Political and financial corruption is already out of control. Did the Supreme Court really need to make it that much worse? We need more control over campaign spending, not less. We need to make it harder for Congress to have corporate sponsors like they do in NASCAR (or we at least need to make Congress wear patches saying who owns them like drivers). I hate that actual participation in politics, already at disgusting lows, is going to get even more difficult because our votes don’t mean as much because we aren’t rich. Never mind voter ID laws and gerrymandering; people just can’t afford being active citizens anymore.

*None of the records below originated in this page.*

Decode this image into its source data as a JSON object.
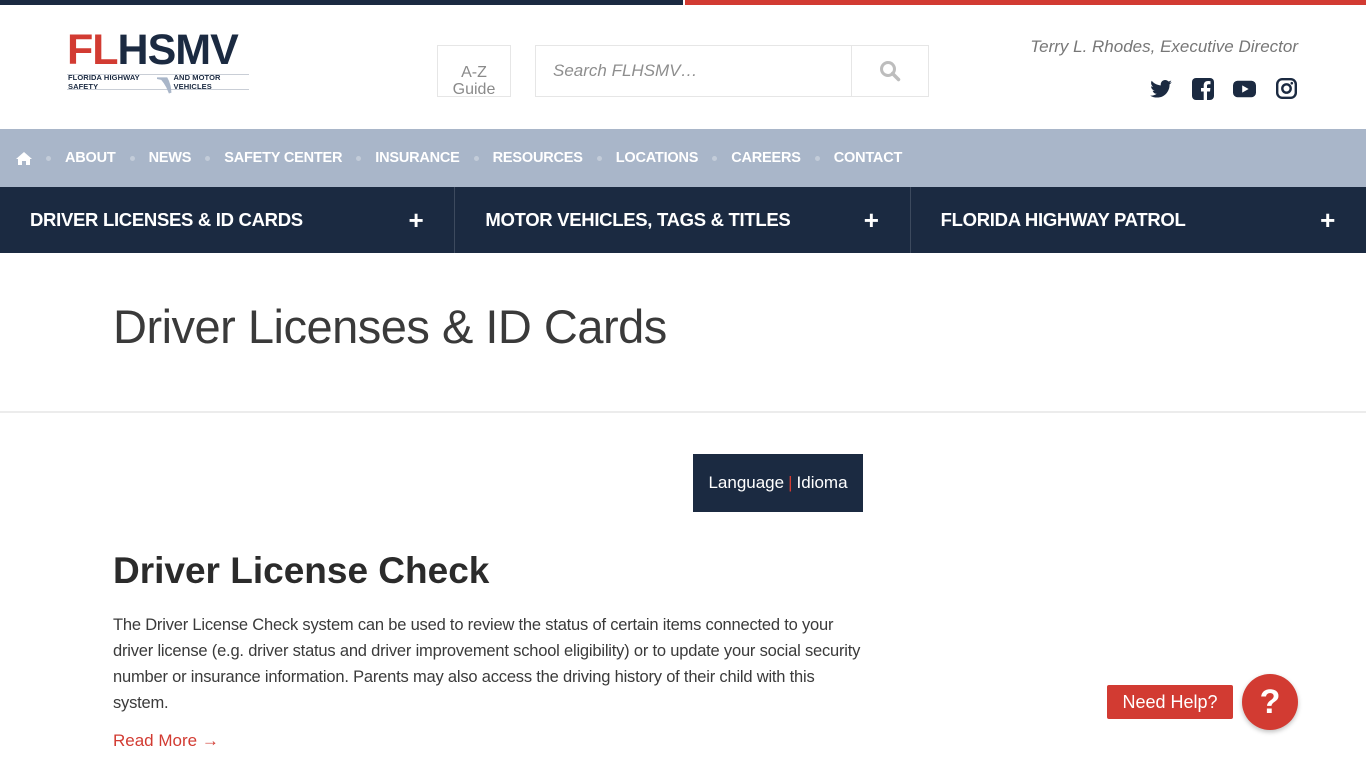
{
  "header": {
    "logo": {
      "letters_red": "FL",
      "letters_navy_h": "H",
      "letters_navy": "SMV",
      "tagline_left": "FLORIDA HIGHWAY SAFETY",
      "tagline_right": "AND MOTOR VEHICLES"
    },
    "az_guide": {
      "line1": "A-Z",
      "line2": "Guide"
    },
    "search": {
      "placeholder": "Search FLHSMV…",
      "value": "",
      "icon": "search-icon"
    },
    "director": "Terry L. Rhodes, Executive Director",
    "social": [
      {
        "name": "twitter",
        "icon": "twitter-icon"
      },
      {
        "name": "facebook",
        "icon": "facebook-icon"
      },
      {
        "name": "youtube",
        "icon": "youtube-icon"
      },
      {
        "name": "instagram",
        "icon": "instagram-icon"
      }
    ]
  },
  "utility_nav": {
    "home_icon": "home-icon",
    "items": [
      "ABOUT",
      "NEWS",
      "SAFETY CENTER",
      "INSURANCE",
      "RESOURCES",
      "LOCATIONS",
      "CAREERS",
      "CONTACT"
    ]
  },
  "main_nav": {
    "tabs": [
      {
        "label": "DRIVER LICENSES & ID CARDS",
        "toggle": "+"
      },
      {
        "label": "MOTOR VEHICLES, TAGS & TITLES",
        "toggle": "+"
      },
      {
        "label": "FLORIDA HIGHWAY PATROL",
        "toggle": "+"
      }
    ]
  },
  "page": {
    "title": "Driver Licenses & ID Cards",
    "language_button": {
      "left": "Language",
      "divider": "|",
      "right": "Idioma"
    },
    "section": {
      "title": "Driver License Check",
      "body": "The Driver License Check system can be used to review the status of certain items connected to your driver license (e.g. driver status and driver improvement school eligibility) or to update your social security number or insurance information. Parents may also access the driving history of their child with this system.",
      "link": "Read More →"
    }
  },
  "help": {
    "label": "Need Help?",
    "icon_glyph": "?"
  },
  "colors": {
    "navy": "#1b2a41",
    "red": "#d23b32",
    "utility_bg": "#a9b6c9"
  }
}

So here’s a call to anyone who might still care out there: Fight this. Pay attention to who’s paying for your political representatives. Educate yourself about the issues. Vote. Don’t let these bastards win.
I don’t really have much to say today. Funny, since I’ve been gone for a couple of weeks trying to think of stuff to say. I guess I’m gonna have to get my groove going again.
Of course, if you’re trying to get grooving again, nothing beats this.
The awesome weirdness of this song seems to fit how I’m feeling right now. A lot’s been going on in the world over the last couple weeks; a lot of it started before I took my hiatus, but I mostly kept my peace. Between missing airliners, earthquakes, and Vladimir Putin doing his best Hitler imitation, I’ve been spending some quality time with CNN. Egypt is turning into a military dictatorship. Baseball season has started. Mickey Rooney died, as did the lead singer of Gwar. There’s just been a lot of zigs and zags in popular culture.
I saw one of the saddest changes today. Peaches Geldof, one of the daughters of Bob Geldof and the late Paula Yates was found dead in her home. She was only 25. There is no official cause of death yet, only that it’s being treated as an “unexplained and sudden death,” whatever that means. My heart goes out to the entire Geldof family. I don’t know how they’ve managed to weather so much tragedy.
My own life is going well enough. I’ve been repotting plants the last couple of days; Mom and I got a whole bunch for outside, including a mini herb garden for me. I would’ve finished today, but I ran out of potting soil. And the contractor is here to fix up the laundry room, the only room in the house that hasn’t been changed much in the last, oh, 30 years (new appliances don’t really count). Things are, dare I say it, pretty good. (Just typing that probably jinxed me.)
And I’ve been thinking about Dad pretty constantly. It’s almost a year since he died, and I’m not sure how that happened. I know time goes by pretty quickly, but it just doesn’t seem that long. Look out for some Dad music in the coming weeks.
That’s about it for the update. I might be posting a little irregularly as I get back into the swing of things, so be patient with me.
I am coming back, but not for a little bit. I just need a little more time alone with my thoughts. Which is normally a bad thing, given my penchant for imagining the worst. But I think this recharge is just what I need right now.
Just checking in to honor a couple of passings in the music world.
The first is peripheral. Mick Jagger’s girlfriend L’Ren Scott was found dead from an apparent suicide in her apartment in New York. It’s always tragic when someone takes their own life, but even more so when that person is young, talented, and successful. My heart goes out to her family and friends.
The other passing is of the Stooges’ drummer Scott Asheton. Asheton–along with his brother Ron, Dave Alexander, and of course, Iggy Pop–helped create some of the most glorious noise in Rock history. The Stooges were the prototype for Punk, and they were pretty damn awesome.
That’s the rub, isn’t it? I’m not really in the mood right now. I’ve been feeling like I don’t have as much to say, although clearly I’ve still got stuff to write about. But I just haven’t been feeling the music lately. So I’m gonna step away for a few days, probably not more than a week. I’ll do a little housekeeping on the blog (and maybe some in my actual house, too). I’ll still be reading and commenting. I just think I need a little break to think about things, percolate some ideas. And then I’ll come back tanned, rested, and ready to go.
Well, ready to go, anyway.
Catch you on the flipside!